In this week’s First 15’s, we are taking a closer look at Peter’s call in Luke 5 by considering several other examples of people who were also called to weave their resources, gifts, and vocations into God’s mission. Yesterday we looked at the calling of Andrew whose simple act of bringing Peter to Jesus opened the door for Peter’s vocation as a fisherman to be blessed and made larger by Christ’s calling.

Becoming an Andrew

October 29, 2018

This week in our worship services and in our group study our theme is “Working Together,” and we are looking at how Jesus used Peter’s vocation as a fisherman (and the rope nets that were his vocational tool) to recast his calling and redirect his future (Luke 5:1-11). In this week’s First 15’s we will be taking another angle on Peter’s call

Spurring One Another

October 27, 2018

We have been reflecting this week on the scenes that the writer of Ecclesiastes used to illustrate his point that we are better, stronger, and more resilient when our lives are braided together into a community of mutual care and service. The writer closes his brief meditation on this theme with the image that frames this series: “A cord of three strands is not quickly broken” (Ecclesiastes 4:12).
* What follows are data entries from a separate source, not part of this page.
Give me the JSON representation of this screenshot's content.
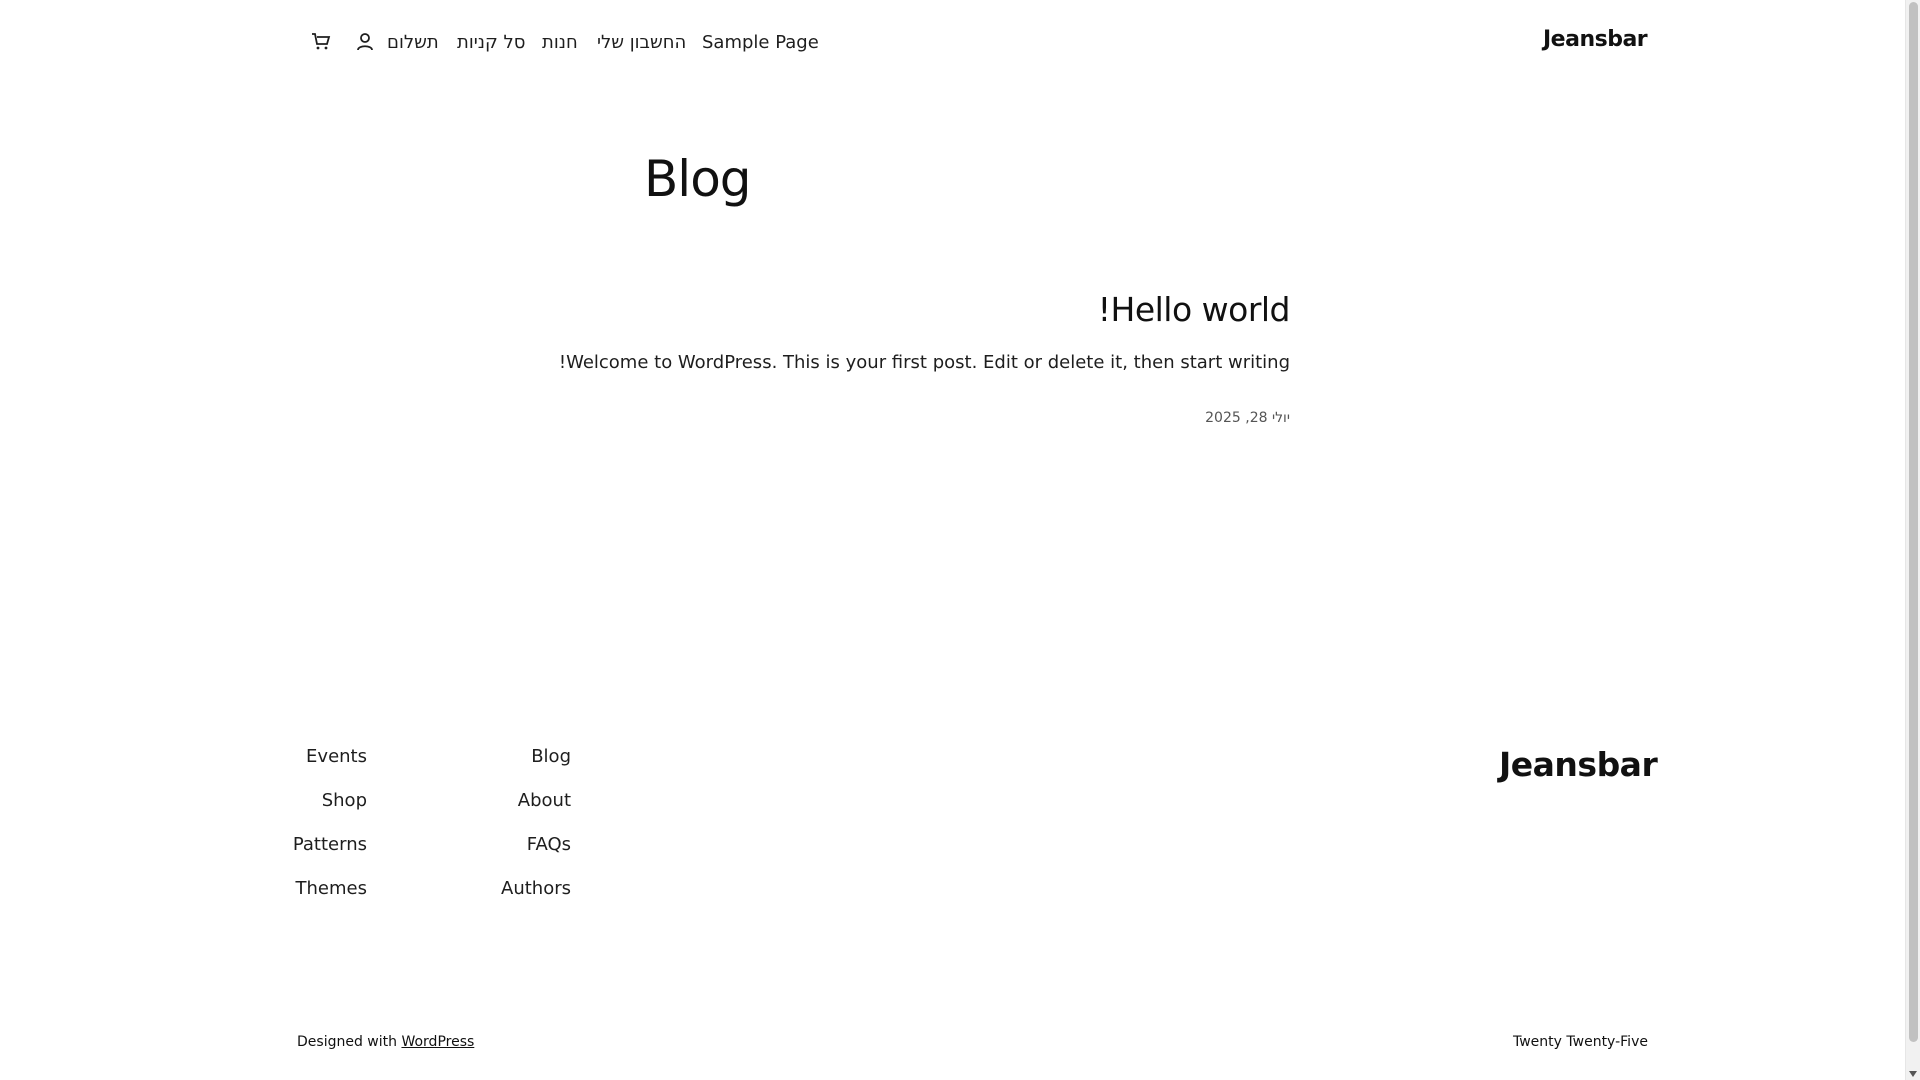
{
  "header": {
    "site_title": "Jeansbar",
    "nav": {
      "sample_page": "Sample Page",
      "my_account": "החשבון שלי",
      "shop": "חנות",
      "cart": "סל קניות",
      "checkout": "תשלום"
    },
    "icons": {
      "account": "user-icon",
      "cart": "shopping-cart-icon"
    }
  },
  "main": {
    "heading": "Blog",
    "posts": [
      {
        "title": "Hello world!",
        "excerpt": "Welcome to WordPress. This is your first post. Edit or delete it, then start writing!",
        "date": "יולי 28, 2025"
      }
    ]
  },
  "footer": {
    "site_title": "Jeansbar",
    "nav_col_1": [
      "Blog",
      "About",
      "FAQs",
      "Authors"
    ],
    "nav_col_2": [
      "Events",
      "Shop",
      "Patterns",
      "Themes"
    ],
    "credit_prefix": "Designed with",
    "credit_link": "WordPress",
    "theme_name": "Twenty Twenty-Five"
  }
}
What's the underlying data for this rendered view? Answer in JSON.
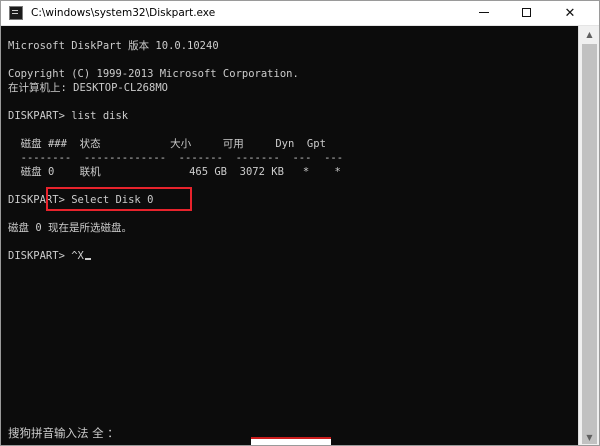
{
  "window": {
    "title": "C:\\windows\\system32\\Diskpart.exe",
    "minimize_label": "—",
    "maximize_label": "☐",
    "close_label": "✕"
  },
  "console": {
    "lines": [
      "Microsoft DiskPart 版本 10.0.10240",
      "",
      "Copyright (C) 1999-2013 Microsoft Corporation.",
      "在计算机上: DESKTOP-CL268MO",
      "",
      "DISKPART> list disk",
      "",
      "  磁盘 ###  状态           大小     可用     Dyn  Gpt",
      "  --------  -------------  -------  -------  ---  ---",
      "  磁盘 0    联机              465 GB  3072 KB   *    *",
      "",
      "DISKPART> Select Disk 0",
      "",
      "磁盘 0 现在是所选磁盘。",
      "",
      "DISKPART> ^X"
    ]
  },
  "ime": {
    "status": "搜狗拼音输入法 全 ："
  },
  "colors": {
    "console_bg": "#0c0c0c",
    "console_text": "#cccccc",
    "highlight": "#e8232c"
  },
  "icons": {
    "app": "console-icon",
    "scroll_up": "arrow-up-icon",
    "scroll_down": "arrow-down-icon"
  }
}
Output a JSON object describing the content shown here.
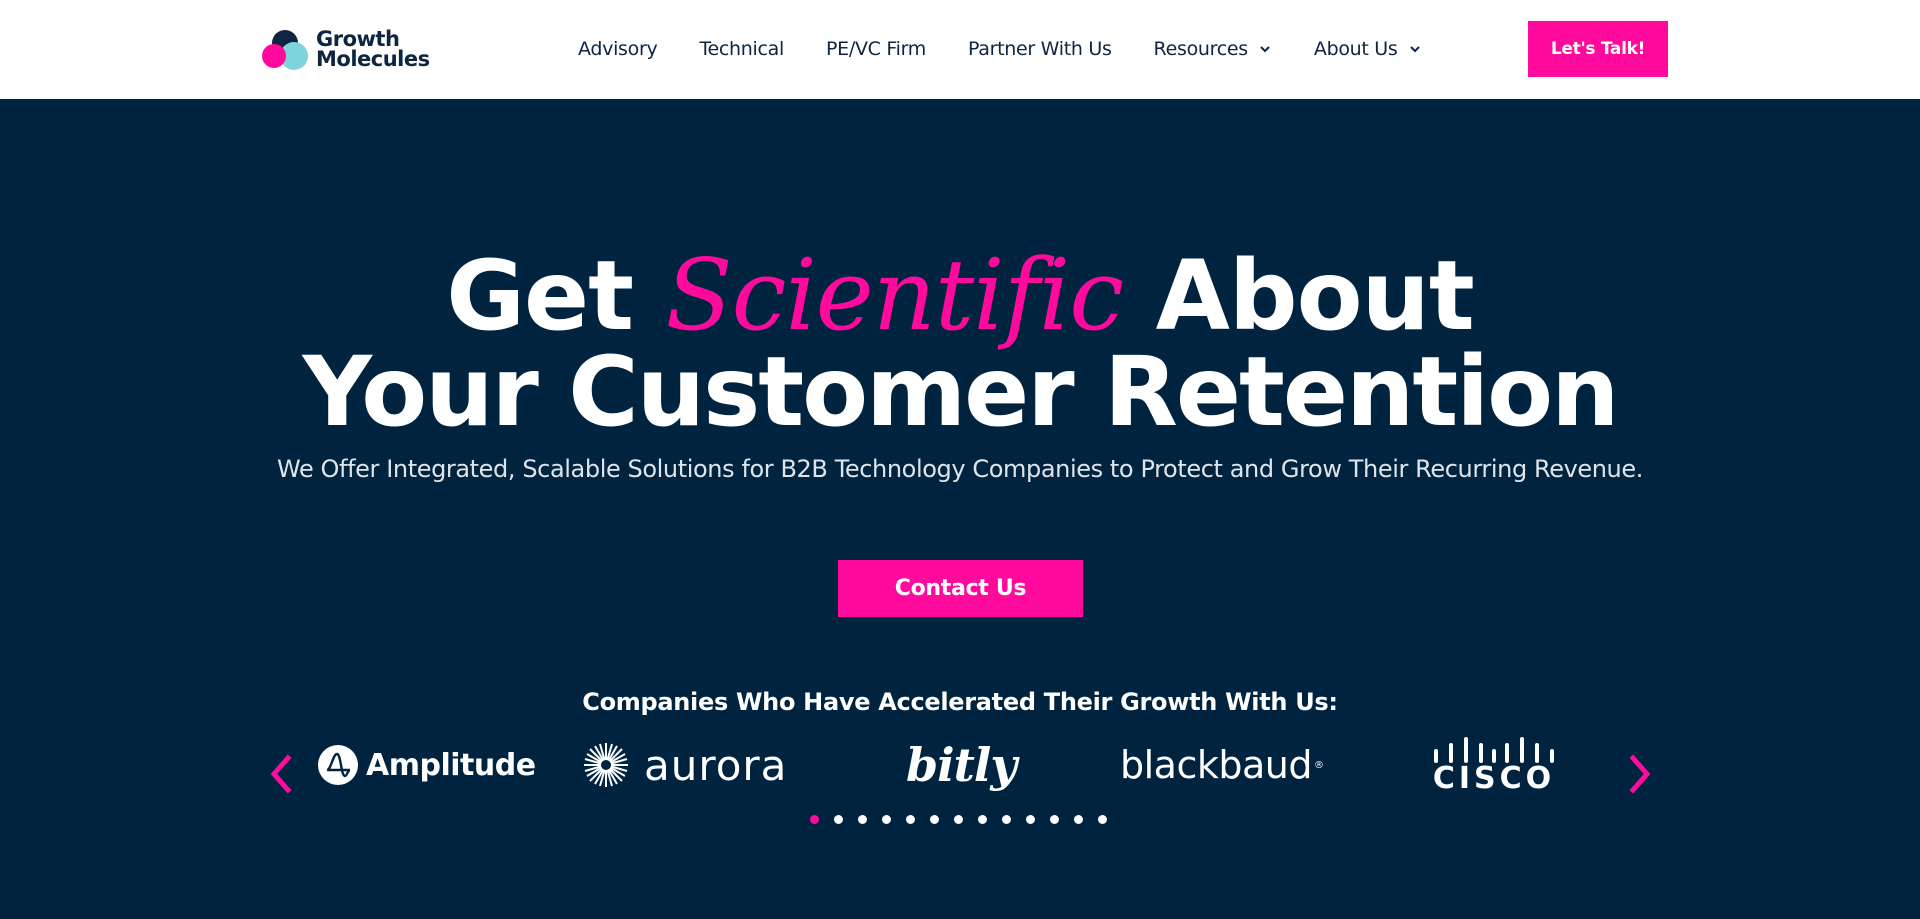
{
  "logo": {
    "line1": "Growth",
    "line2": "Molecules"
  },
  "nav": {
    "items": [
      {
        "label": "Advisory"
      },
      {
        "label": "Technical"
      },
      {
        "label": "PE/VC Firm"
      },
      {
        "label": "Partner With Us"
      },
      {
        "label": "Resources",
        "dropdown": true
      },
      {
        "label": "About Us",
        "dropdown": true
      }
    ],
    "cta_label": "Let's Talk!"
  },
  "hero": {
    "line1_start": "Get",
    "line1_accent": "Scientific",
    "line1_end": "About",
    "line2": "Your Customer Retention",
    "subtitle": "We Offer Integrated, Scalable Solutions for B2B Technology Companies to Protect and Grow Their Recurring Revenue.",
    "cta_label": "Contact Us"
  },
  "companies": {
    "title": "Companies Who Have Accelerated Their Growth With Us:",
    "logos": [
      {
        "name": "Amplitude"
      },
      {
        "name": "aurora"
      },
      {
        "name": "bitly"
      },
      {
        "name": "blackbaud"
      },
      {
        "name": "CISCO"
      }
    ],
    "carousel": {
      "total_pages": 13,
      "active_page": 1
    }
  },
  "colors": {
    "accent": "#ff0a9c",
    "background": "#00243f",
    "header_bg": "#ffffff",
    "nav_text": "#0d2540"
  },
  "icons": {
    "prev": "chevron-left-icon",
    "next": "chevron-right-icon",
    "dropdown": "chevron-down-icon"
  }
}
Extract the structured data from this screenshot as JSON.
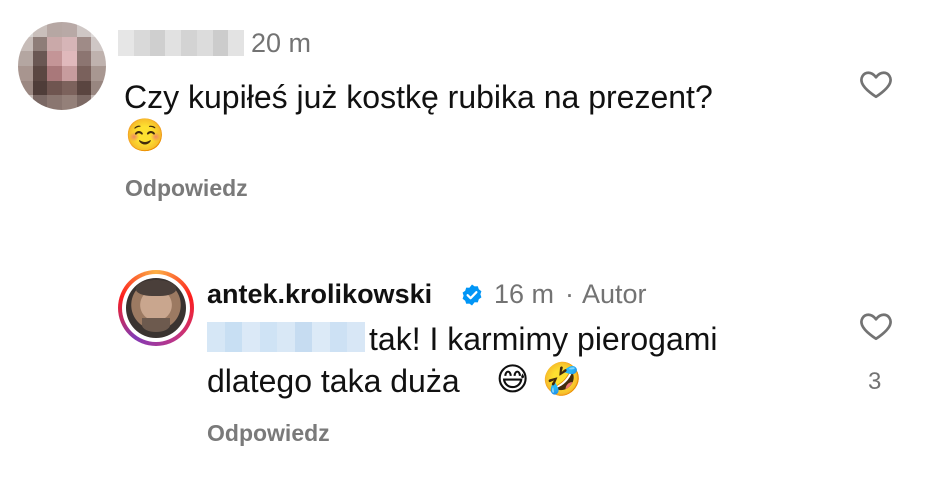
{
  "comment1": {
    "time": "20 m",
    "text_line1": "Czy kupiłeś już kostkę rubika na prezent?",
    "emoji": "☺️",
    "reply_label": "Odpowiedz"
  },
  "comment2": {
    "username": "antek.krolikowski",
    "time": "16 m",
    "separator": "·",
    "author_tag": "Autor",
    "text_line1": "tak! I karmimy pierogami",
    "text_line2": "dlatego taka duża",
    "emoji1": "😅",
    "emoji2": "🤣",
    "reply_label": "Odpowiedz",
    "like_count": "3"
  },
  "colors": {
    "secondary_text": "#737373",
    "verified_blue": "#0095f6",
    "mention_blue": "#cfe3f5"
  },
  "icons": [
    "heart-outline-icon",
    "verified-badge-icon"
  ]
}
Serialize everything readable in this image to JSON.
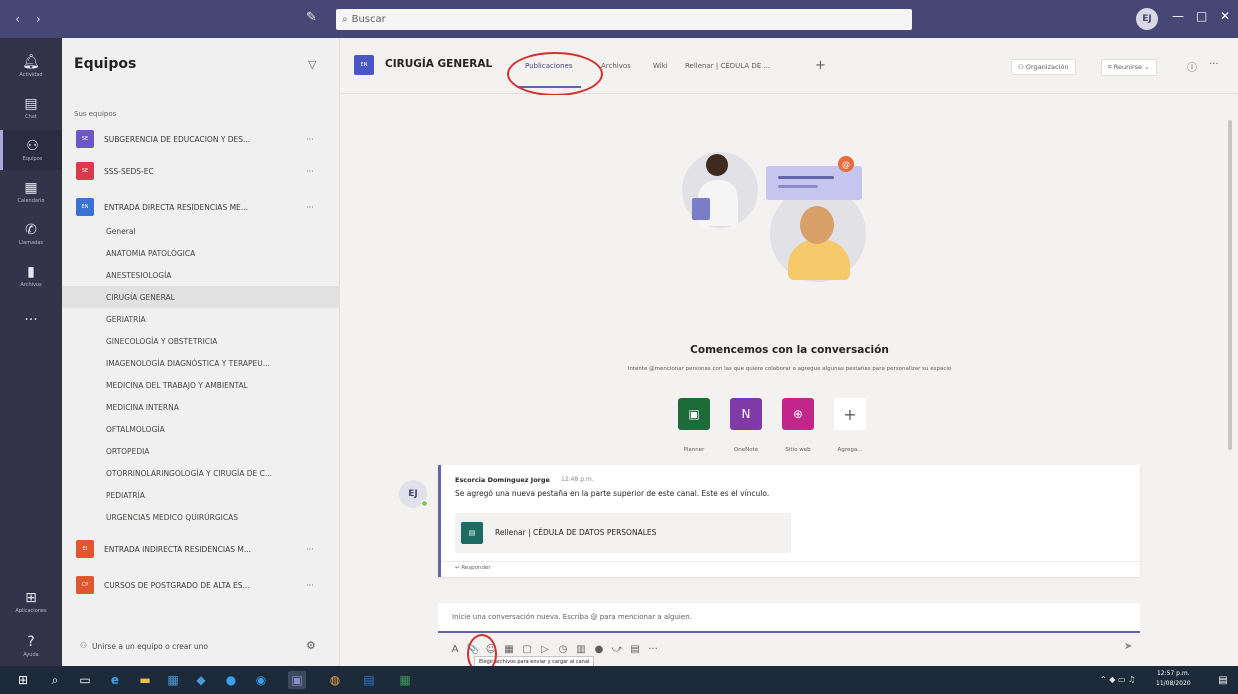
{
  "titlebar": {
    "nav": "‹ ›",
    "search_placeholder": "Buscar",
    "avatar_initials": "EJ",
    "minimize": "—",
    "maximize": "□",
    "close": "✕"
  },
  "rail": [
    {
      "label": "Actividad",
      "icon": "bell-icon"
    },
    {
      "label": "Chat",
      "icon": "chat-icon"
    },
    {
      "label": "Equipos",
      "icon": "teams-icon"
    },
    {
      "label": "Calendario",
      "icon": "calendar-icon"
    },
    {
      "label": "Llamadas",
      "icon": "phone-icon"
    },
    {
      "label": "Archivos",
      "icon": "files-icon"
    },
    {
      "label": "",
      "icon": "more-icon"
    }
  ],
  "rail_bottom": [
    {
      "label": "Aplicaciones",
      "icon": "apps-icon"
    },
    {
      "label": "Ayuda",
      "icon": "help-icon"
    }
  ],
  "teams_panel": {
    "title": "Equipos",
    "section_label": "Sus equipos",
    "teams": [
      {
        "name": "SUBGERENCIA DE EDUCACION Y DES...",
        "logo": "SE",
        "color": "#6b57c7"
      },
      {
        "name": "SSS-SEDS-EC",
        "logo": "SE",
        "color": "#d83b4b"
      },
      {
        "name": "ENTRADA DIRECTA RESIDENCIAS ME...",
        "logo": "EN",
        "color": "#3a72d4"
      }
    ],
    "channels": [
      "General",
      "ANATOMIA PATOLÓGICA",
      "ANESTESIOLOGÍA",
      "CIRUGÍA GENERAL",
      "GERIATRÍA",
      "GINECOLOGÍA Y OBSTETRICIA",
      "IMAGENOLOGÍA DIAGNÓSTICA Y TERAPEU...",
      "MEDICINA DEL TRABAJO Y AMBIENTAL",
      "MEDICINA INTERNA",
      "OFTALMOLOGÍA",
      "ORTOPEDIA",
      "OTORRINOLARINGOLOGÍA Y CIRUGÍA DE C...",
      "PEDIATRÍA",
      "URGENCIAS MEDICO QUIRÚRGICAS"
    ],
    "teams_after": [
      {
        "name": "ENTRADA INDIRECTA RESIDENCIAS M...",
        "logo": "EI",
        "color": "#e0562f"
      },
      {
        "name": "CURSOS DE POSTGRADO DE ALTA ES...",
        "logo": "CP",
        "color": "#e0562f"
      }
    ],
    "join_text": "Unirse a un equipo o crear uno",
    "more": "···"
  },
  "channel_header": {
    "logo": "EN",
    "title": "CIRUGÍA GENERAL",
    "tabs": [
      "Publicaciones",
      "Archivos",
      "Wiki",
      "Rellenar | CÉDULA DE ..."
    ],
    "org_button": "Organización",
    "meet_button": "Reunirse",
    "info": "ⓘ",
    "more": "···"
  },
  "welcome": {
    "title": "Comencemos con la conversación",
    "subtitle": "Intente @mencionar personas con las que quiere colaborar o agregue algunas pestañas para personalizar su espacio",
    "apps": [
      {
        "label": "Planner",
        "color": "#1e6b3a",
        "glyph": "▣"
      },
      {
        "label": "OneNote",
        "color": "#7f3aa8",
        "glyph": "N"
      },
      {
        "label": "Sitio web",
        "color": "#c2268a",
        "glyph": "⊕"
      },
      {
        "label": "Agrega...",
        "color": "#ffffff",
        "glyph": "+"
      }
    ]
  },
  "message": {
    "avatar": "EJ",
    "author": "Escorcia Domínguez Jorge",
    "time": "12:48 p.m.",
    "text": "Se agregó una nueva pestaña en la parte superior de este canal. Este es el vínculo.",
    "attachment": "Rellenar | CÉDULA DE DATOS PERSONALES",
    "reply": "↩ Responder"
  },
  "compose": {
    "placeholder": "Inicie una conversación nueva. Escriba @ para mencionar a alguien.",
    "tooltip": "Elegir archivos para enviar y cargar al canal",
    "tools": [
      "A",
      "📎",
      "☺",
      "▦",
      "▢",
      "▷",
      "◷",
      "▥",
      "●",
      "⤻",
      "▤",
      "···"
    ],
    "send": "➤"
  },
  "taskbar": {
    "time": "12:57 p.m.",
    "date": "11/08/2020"
  }
}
Bandits, Bullies, & Lions

October 26, 2018

We have been looking this week at several scenes that the writer of Ecclesiastes gives us to illustrate the importance of being woven and braided together into the strong rope of community. Today, we turn to the final scene where the traveling companions face a challenge: “Though one may be overpowered, two can defend themselves” (Ecclesiastes 4:12). To a traveler in the ancient world this was a common concern.

Kindling for Warmth

October 25, 2018

Yesterday we looked at the writer of Ecclesiastes’ warning that we should “pity anyone who falls and has no one to help them up” (Ecclesiastes 4:10). To be a member of the body of Christ we are called to move from pity to mutual care and compassion for those who have stumbled and fallen amongst us.

From Pity to Mutual Care and Compassion

October 24, 2018

Yesterday we were reminded that two are better than one because, “If either of them falls down, one can help the other up” (Ecclesiastes 4:10). The scene of a weary traveler stumbling and falling is offset by the assuring presence of a co-traveler and friend who, with an outstretched hand, pulls the traveler up and out of the pit into which they have fallen.